Alex Halperin Wins March Sidney for American Prospect Article on Risks of Natural Gas Drilling
NEW YORK: The Hillman Foundation announced today that Alex Halperin has won the March Sidney award for “Drill, Maybe Drill?”, his feature in The American Prospect which examines whether the plans for extensive natural-gas drilling in upstate New York are a “ticket out of economic depression – or a serious environmental risk.”
Sidney Award judge Charles Kaiser said, “Halperin’s piece does a great job of illuminating a burgeoning national issue – the quick expansion of a barely regulated industry whose environmental dangers are only beginning to be looked at, particularly in New York state.”
As Halperin writes, “despite objections from environmentalists about water use and chemicals, shale drilling is poised to be a big part of the world’s energy future.” Although a de facto moratorium on drilling is currently in effect in New York, gas companies are rushing to secure the minerals rights of landowners across upstate New York, some of whom are eager to cash in on signing bonuses and royalties.
“The Endocrine Disruption Exchange obtained data on 246 products used in natural-gas production in Colorado and found that more than 40 percent contain chemicals that disrupt hormonal processes,” Halperin reports. In 2005, the Energy Policy Act exempted hydraulic fracturing from the Safe Drinking Water Act and other environmental regulations, “an addition sometimes called the ‘Halliburton loophole.’ Now congressional democrats have proposed tighter regulations, and the industry has predictably howled in disapproval.”
Halperin is 31 years old and lives in Brooklyn. This was his first piece for The American Prospect. He is a former reporter for BusinessWeek.com and Dow Jones. He spent a year covering business and economic development topics in sub-Saharan Africa on a fellowship with the Phillips Foundation. His work has appeared in publications including Fortune, Slate, n+1, Institutional Investor, Fast Company, Earth Island Journal,The Cambodia Daily and the Financial Times magazine. Halperin is also a non-fiction editor at the online magazine Guernica.

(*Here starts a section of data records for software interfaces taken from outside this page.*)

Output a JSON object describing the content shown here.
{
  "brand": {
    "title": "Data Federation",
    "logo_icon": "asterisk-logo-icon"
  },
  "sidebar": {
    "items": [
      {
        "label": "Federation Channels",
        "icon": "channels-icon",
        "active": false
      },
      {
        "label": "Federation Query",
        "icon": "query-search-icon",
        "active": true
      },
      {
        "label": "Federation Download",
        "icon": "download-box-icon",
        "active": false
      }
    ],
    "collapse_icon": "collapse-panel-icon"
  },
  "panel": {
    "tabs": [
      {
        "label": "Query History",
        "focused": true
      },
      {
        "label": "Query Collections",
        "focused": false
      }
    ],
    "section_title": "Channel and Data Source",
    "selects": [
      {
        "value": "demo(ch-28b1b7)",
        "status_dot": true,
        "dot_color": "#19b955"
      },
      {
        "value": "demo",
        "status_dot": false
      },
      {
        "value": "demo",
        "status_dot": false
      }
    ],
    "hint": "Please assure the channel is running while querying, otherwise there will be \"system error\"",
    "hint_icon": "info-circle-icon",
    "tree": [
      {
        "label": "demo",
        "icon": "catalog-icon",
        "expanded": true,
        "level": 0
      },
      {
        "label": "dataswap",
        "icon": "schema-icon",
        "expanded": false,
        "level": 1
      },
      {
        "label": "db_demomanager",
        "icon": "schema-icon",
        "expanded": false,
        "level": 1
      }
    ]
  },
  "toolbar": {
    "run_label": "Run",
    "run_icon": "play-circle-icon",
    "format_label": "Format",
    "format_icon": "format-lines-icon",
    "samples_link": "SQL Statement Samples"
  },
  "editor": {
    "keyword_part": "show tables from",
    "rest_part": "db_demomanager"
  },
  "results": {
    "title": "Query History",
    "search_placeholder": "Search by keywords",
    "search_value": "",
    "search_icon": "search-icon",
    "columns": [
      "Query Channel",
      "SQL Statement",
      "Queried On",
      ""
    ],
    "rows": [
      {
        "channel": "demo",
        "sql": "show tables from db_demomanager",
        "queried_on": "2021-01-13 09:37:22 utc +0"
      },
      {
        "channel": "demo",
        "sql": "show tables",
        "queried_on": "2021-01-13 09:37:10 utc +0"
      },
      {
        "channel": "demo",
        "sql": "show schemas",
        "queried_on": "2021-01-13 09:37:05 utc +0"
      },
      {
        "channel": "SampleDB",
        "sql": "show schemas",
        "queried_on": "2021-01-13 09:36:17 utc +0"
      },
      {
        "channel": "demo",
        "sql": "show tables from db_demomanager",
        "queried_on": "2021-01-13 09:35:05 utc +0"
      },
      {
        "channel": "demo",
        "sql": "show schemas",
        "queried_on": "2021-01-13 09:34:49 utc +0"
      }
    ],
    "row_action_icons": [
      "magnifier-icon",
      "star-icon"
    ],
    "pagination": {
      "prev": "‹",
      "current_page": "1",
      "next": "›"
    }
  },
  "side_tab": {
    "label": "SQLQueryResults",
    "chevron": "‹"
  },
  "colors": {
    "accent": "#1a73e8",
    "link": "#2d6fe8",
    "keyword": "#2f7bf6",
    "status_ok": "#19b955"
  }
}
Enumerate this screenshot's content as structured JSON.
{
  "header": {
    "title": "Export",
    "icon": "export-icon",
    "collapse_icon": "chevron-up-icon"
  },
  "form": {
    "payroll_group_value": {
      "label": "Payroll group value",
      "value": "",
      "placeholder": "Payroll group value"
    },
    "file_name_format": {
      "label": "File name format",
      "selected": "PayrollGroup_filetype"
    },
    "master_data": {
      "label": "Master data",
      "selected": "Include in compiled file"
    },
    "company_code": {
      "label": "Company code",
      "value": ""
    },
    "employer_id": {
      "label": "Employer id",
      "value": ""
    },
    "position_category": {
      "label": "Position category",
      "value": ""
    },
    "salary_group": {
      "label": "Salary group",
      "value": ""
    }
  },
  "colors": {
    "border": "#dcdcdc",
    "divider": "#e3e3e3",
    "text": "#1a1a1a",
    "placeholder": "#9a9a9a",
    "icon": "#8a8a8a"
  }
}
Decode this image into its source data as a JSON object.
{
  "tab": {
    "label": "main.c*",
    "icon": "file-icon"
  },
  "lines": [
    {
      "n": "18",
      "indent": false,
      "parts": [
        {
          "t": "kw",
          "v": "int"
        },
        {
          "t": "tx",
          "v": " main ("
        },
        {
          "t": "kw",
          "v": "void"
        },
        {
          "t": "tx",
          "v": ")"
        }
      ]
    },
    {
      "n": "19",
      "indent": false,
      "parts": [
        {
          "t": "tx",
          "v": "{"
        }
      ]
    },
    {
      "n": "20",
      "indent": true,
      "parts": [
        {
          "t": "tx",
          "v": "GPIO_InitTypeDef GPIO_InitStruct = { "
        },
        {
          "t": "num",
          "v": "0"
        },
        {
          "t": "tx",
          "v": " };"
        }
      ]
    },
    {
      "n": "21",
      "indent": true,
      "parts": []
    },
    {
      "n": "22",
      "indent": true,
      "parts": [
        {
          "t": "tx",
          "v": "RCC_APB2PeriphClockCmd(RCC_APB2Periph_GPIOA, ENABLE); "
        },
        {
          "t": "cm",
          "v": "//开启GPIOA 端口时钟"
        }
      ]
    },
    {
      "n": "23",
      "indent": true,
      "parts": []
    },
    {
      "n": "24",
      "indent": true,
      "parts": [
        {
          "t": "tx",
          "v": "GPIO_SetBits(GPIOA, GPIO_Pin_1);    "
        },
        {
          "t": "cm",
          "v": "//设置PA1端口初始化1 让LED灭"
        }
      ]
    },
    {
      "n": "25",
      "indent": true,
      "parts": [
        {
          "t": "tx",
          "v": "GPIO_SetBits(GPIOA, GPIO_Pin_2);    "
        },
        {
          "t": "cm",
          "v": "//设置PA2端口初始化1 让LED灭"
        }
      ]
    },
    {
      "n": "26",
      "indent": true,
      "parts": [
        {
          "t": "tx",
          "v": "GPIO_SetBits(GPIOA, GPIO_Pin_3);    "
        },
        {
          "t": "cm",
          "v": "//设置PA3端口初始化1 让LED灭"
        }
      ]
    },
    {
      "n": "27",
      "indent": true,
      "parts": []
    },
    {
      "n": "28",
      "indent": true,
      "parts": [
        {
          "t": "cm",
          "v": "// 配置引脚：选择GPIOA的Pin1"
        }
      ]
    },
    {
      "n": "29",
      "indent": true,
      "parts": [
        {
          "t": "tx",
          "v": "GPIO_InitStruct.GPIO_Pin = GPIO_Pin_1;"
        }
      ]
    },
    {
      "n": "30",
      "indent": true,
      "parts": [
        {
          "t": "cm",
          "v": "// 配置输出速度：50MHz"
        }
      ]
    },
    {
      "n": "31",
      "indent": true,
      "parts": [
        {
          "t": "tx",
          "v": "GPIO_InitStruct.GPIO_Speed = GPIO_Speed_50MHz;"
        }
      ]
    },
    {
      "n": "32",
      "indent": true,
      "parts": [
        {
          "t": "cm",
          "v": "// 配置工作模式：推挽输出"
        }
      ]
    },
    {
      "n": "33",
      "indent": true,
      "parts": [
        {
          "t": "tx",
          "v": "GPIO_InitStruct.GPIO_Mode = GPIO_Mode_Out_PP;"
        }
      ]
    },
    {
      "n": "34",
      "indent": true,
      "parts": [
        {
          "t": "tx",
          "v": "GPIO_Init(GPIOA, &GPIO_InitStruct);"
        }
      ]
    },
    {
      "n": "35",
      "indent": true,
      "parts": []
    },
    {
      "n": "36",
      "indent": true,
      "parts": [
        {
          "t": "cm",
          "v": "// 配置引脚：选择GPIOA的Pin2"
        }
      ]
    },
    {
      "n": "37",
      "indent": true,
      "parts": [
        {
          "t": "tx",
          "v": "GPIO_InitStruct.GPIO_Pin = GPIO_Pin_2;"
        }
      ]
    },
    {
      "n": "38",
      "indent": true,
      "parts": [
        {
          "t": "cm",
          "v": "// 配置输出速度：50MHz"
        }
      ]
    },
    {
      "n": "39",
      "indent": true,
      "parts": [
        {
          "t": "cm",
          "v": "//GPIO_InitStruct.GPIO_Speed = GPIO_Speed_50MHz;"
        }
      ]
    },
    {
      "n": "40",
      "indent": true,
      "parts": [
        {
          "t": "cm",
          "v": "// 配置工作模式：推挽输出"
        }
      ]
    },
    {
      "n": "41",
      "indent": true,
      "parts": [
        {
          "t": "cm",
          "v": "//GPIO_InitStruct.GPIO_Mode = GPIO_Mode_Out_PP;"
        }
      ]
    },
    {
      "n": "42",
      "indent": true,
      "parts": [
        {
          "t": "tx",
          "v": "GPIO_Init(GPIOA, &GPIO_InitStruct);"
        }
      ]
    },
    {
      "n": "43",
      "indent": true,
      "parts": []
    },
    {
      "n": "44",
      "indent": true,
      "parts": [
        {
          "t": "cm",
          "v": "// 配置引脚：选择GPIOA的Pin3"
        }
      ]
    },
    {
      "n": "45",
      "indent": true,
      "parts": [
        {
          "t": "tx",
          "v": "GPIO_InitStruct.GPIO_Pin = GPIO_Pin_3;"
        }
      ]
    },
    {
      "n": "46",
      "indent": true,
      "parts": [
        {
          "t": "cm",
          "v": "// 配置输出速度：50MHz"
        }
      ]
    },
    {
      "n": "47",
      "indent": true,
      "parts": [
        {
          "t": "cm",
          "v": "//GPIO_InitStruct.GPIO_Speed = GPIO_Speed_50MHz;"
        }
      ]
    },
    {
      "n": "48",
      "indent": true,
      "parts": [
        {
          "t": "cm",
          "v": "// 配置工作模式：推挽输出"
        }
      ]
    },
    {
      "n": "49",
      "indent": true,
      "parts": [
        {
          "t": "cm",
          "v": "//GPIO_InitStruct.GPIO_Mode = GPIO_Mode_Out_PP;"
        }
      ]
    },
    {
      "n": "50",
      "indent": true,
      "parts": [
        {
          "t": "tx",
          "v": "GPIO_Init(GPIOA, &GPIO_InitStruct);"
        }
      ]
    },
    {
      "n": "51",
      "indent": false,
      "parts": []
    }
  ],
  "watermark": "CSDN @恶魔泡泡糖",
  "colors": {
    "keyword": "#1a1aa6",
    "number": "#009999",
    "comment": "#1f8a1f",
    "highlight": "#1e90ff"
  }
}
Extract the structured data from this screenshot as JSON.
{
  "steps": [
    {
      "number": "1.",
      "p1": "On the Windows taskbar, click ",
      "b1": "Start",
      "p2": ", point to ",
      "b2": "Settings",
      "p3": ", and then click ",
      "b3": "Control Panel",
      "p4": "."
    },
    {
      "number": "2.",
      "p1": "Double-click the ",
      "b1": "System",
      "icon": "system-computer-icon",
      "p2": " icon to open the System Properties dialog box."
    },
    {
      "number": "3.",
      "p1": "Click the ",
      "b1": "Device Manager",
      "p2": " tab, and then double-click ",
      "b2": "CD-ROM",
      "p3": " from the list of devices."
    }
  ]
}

This month the Hillman Foundation would also like to give a special mention to Ladd Biro, who has reported on natural-gas drilling in Texas. Biro’s op-eds in The Cross Timbers Gazette show how the massive drilling under way in the state has prompted a spate of community organizing. Read one of his pieces here.
The Sidney Award is given once a month to an outstanding piece of socially-conscious journalism by the Sidney Hillman Foundation, which also awards the annual Hillman Prizes every spring. Winners of the Sidney receive $500, a certificate designed by New Yorker cartoonist Edward Sorel, and a bottle of union made wine. Nominations can be submitted here.
Alex Halperin discusses his Sidney winning story about the perils of natural gas drilling.
1.Why did you decide to look into natural gas drilling?
I like stories where environmental ideals bump into economic realities. Initially I wanted to learn more about how fracking [hydraulic fracturing] would affect New York City’s water supply, which turned out not to be a big part of the piece. When I started talking to people who’d leased their land for thousands of dollars and still felt ripped off it was pretty clear there was a good story.
2. What surprised you as you did your research?
I was surprised by how divided opinion is. New Yorkers are looking at the drilling situation in Pennsylvania and drawing wildly different conclusions. Some people see an environmental disaster while others perceive an economic miracle. This sounds like a familiar story. But as Sarah Laskow shows in her terrific companion piece An Unnatural Alliance, natural gas, as an abundant and clean burning fossil fuel, is attractive to many pragmatic liberals. Like most of reality, elements of the natural gas story don’t fit the usual red state/blue state narrative.
3. Is there something you wish you had room to include in the piece but could not?
I’d go deeper into the differences between the contracts signed by individual lessors and those signed by members of landowner coalitions. Bruce Murray sat down at his kitchen table and thought of a few things he’d like the gas companies to do. The landowner coalitions have produced heavily-lawyered, incredibly detailed contracts with more environmental protections and even a more favorable way to quantify the amount of gas produced. Despite the environmental degradation it’s very hard to tell someone not to lease their land for $5,500 per acre plus 20% royalties. They’re taking a calculated risk in tough times. But it’s important to stress that these companies have more information and more resources than the lessors. They drive a hard bargain whether or not a potential lessor is prepared.
4. If you went back to this story in another year, what would you want to follow-up on?
Most people think fracking is inevitable. I’d love to follow up a few months after it began.